There are hundreds of boarding schools located across the U.S., including co-ed boarding schools, all-boy or all-girl schools, faith-based boarding schools, and those focused on college prep. Parents who send their children to boarding school have legitimate expectations that staff will do their utmost to ensure the physical and emotional safety of their students. Unfortunately, some of these institutions and teachers have proven themselves unworthy of the trust that’s been placed in their hands.
Teachers Who Sexually Abuse Their Students
Because the vast majority of victims of boarding school sexual abuse are minors, it is difficult to cite the exact number of cases reported over the years. However, an online search reveals dozens of private and boarding schools grappling with allegations of sexual abuse of students. This includes a recent report that implicates a dozen former teachers at an elite East Coast boarding school who are alleged to have sexually abused students over the course of nearly 50 years.
It is precisely because a boarding school is a 24/7 experience that students are at the mercy of the faculty. With no parents, siblings or other family members present to intervene, they may be sitting ducks for those with a malevolent agenda. When a school’s administration refuses to acknowledge, intervene, or end the abuse, they are just as liable as the abuser.
Unfortunately, staff background checks are not necessarily indicative of or 100% effective for identifying a potential abuser. A study undertaken by national risk assessment experts reports that more than 80% of those teachers who sexually abuse their students had no prior criminal records.
What is the Definition of Sexual Abuse?
Sexual abuse of a minor is a particularly heinous crime. The abuse itself can take on many forms, but it is commonly acknowledged that the definition of sexual abuse falls under two categories — contact and non contact abuse.
What is Contact Abuse?
Contact abuse occurs when the abuser makes physical contact with a child. This includes:
- Sexual touch on any part of a child’s body, whether clothed or unclothed.
- Using a body part or object to penetrate or rape a child.
- Forcing or coercing a child to participate in sexual activities.
- Forcing a child to disrobe or touch someone else.
- Touching, kissing, or demanding/performing oral sex on a child.
What is Non Contact Abuse?
In cases of non contact abuse, the abuser does not physically touch the child. It is, however, just as damaging to the victim and just as much a crime as contact abuse. Non contact abuse can include:
- The abuser exposing or flashing their genitalia at a child.
- Showing a child pornographic images or videos.
- Exposing a child to sexual acts.
- Making a child masturbate.
- Forcing or coercing a child into making, viewing, or sharing images or videos of sexual abuse.
- Forcing or coercing a child into participating in online sexual activities or conversations.
What are the Signs of a Child Who Has Been Sexually Abused?
It’s important for parents and guardians to know what signs a child who is being sexually abused might exhibit.
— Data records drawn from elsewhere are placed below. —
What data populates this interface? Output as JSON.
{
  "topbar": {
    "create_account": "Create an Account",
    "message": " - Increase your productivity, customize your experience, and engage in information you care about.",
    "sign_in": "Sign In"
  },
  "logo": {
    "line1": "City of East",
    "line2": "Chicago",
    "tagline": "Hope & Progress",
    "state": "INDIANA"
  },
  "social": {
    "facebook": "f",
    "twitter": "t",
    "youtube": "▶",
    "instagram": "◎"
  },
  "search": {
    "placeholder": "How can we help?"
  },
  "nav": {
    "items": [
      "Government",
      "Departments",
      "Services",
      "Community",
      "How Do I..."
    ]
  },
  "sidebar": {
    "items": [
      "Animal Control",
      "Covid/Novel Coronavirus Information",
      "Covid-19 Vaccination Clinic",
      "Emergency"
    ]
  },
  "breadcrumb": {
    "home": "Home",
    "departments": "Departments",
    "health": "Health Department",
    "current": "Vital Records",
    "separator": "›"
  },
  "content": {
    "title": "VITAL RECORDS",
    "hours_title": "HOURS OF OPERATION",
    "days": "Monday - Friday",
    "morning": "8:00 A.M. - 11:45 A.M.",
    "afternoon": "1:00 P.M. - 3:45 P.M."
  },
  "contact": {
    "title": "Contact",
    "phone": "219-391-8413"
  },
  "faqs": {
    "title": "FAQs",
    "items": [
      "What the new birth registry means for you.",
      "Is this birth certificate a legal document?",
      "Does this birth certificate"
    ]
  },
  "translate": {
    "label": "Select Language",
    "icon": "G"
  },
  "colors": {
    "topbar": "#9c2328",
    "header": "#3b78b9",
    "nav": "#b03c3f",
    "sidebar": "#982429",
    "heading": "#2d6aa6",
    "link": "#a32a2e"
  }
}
There are emotional, behavioral, and physical signs to look for.
Emotional and Behavioral Signs
Emotional and behavioral signs of sexual abuse include:
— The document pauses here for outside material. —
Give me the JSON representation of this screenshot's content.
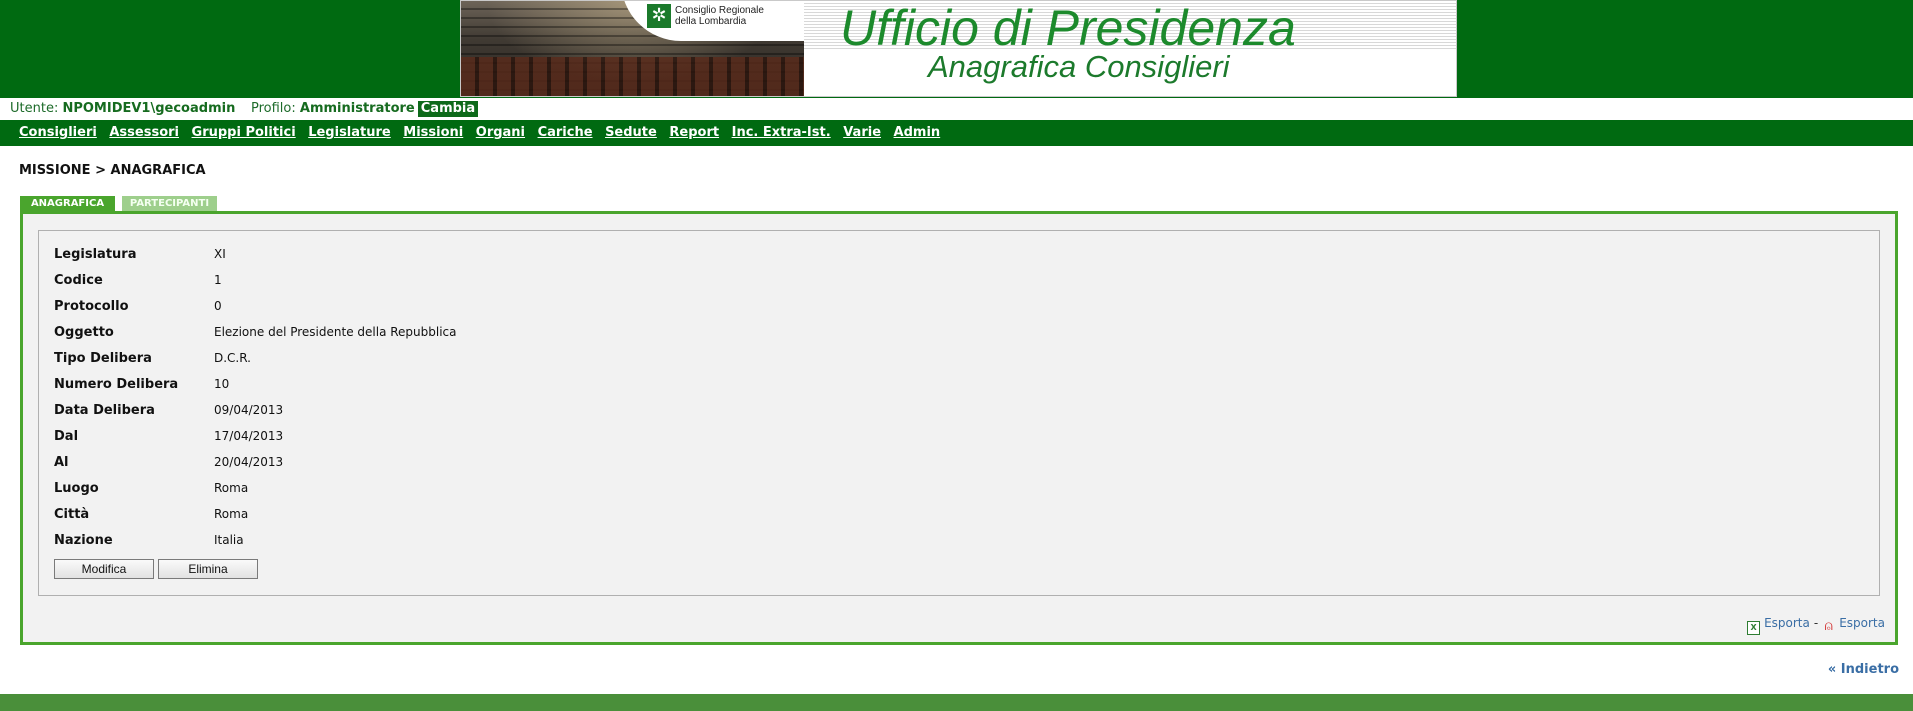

- Avoiding being in the company of or appearing to be frightened of certain people they know.
- Using language or expressing sexual behavior that is not age-appropriate and one wouldn’t expect them to know.
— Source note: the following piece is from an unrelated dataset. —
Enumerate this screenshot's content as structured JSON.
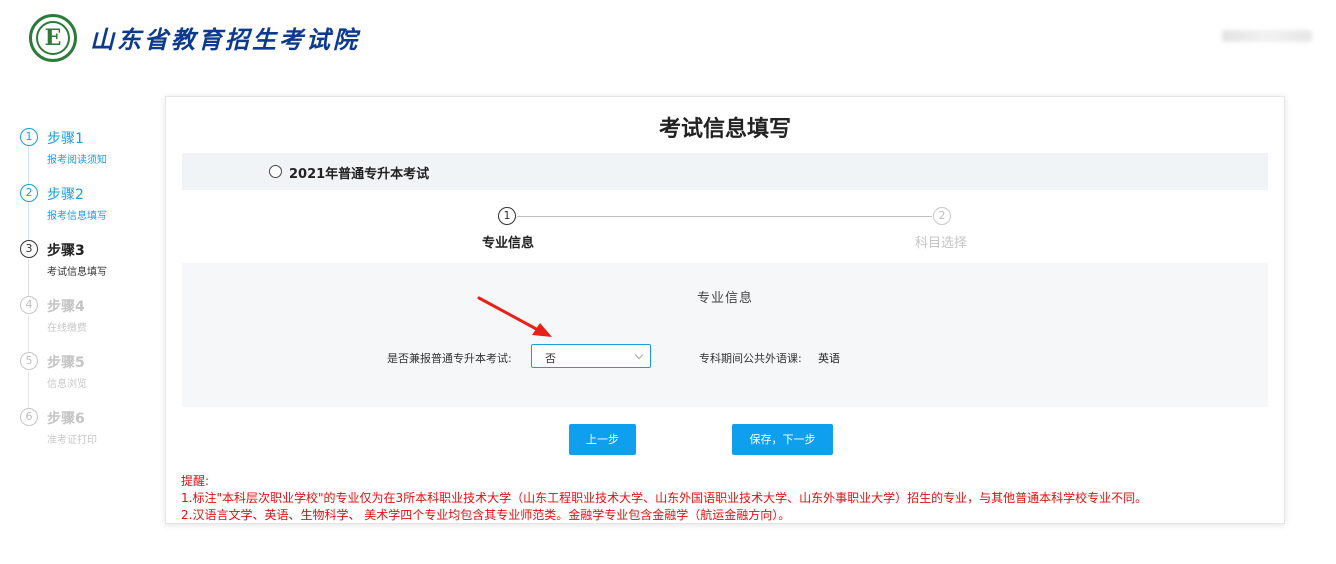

- Experiencing nightmares or regressing to bed wetting.
- Use of alcohol or drugs.
- Self-harm such as cutting.
- Noticeable changes in eating habits or developing an eating disorder.
- Mood changes, displays of irritability, anger, or disproportionate rage.
Physical signs of sexual abuse of a minor include:
- Bleeding, discharge, pain, or soreness in the genital or anal area.
- Sexually transmitted infections or diseases.
Contact Pintas & Mullins if You Suspect Sexual Abuse of a Student
If you or a loved one have been the victim of sexual abuse as a student at a boarding or private school, you have the right to expect justice and receive compensation from the institutions that allowed this to happen. Pintas & Mullins is one of the nation’s leading law firms fighting sex abuse. Our compassionate team is here to listen and provide a free and confidential assessment of your case.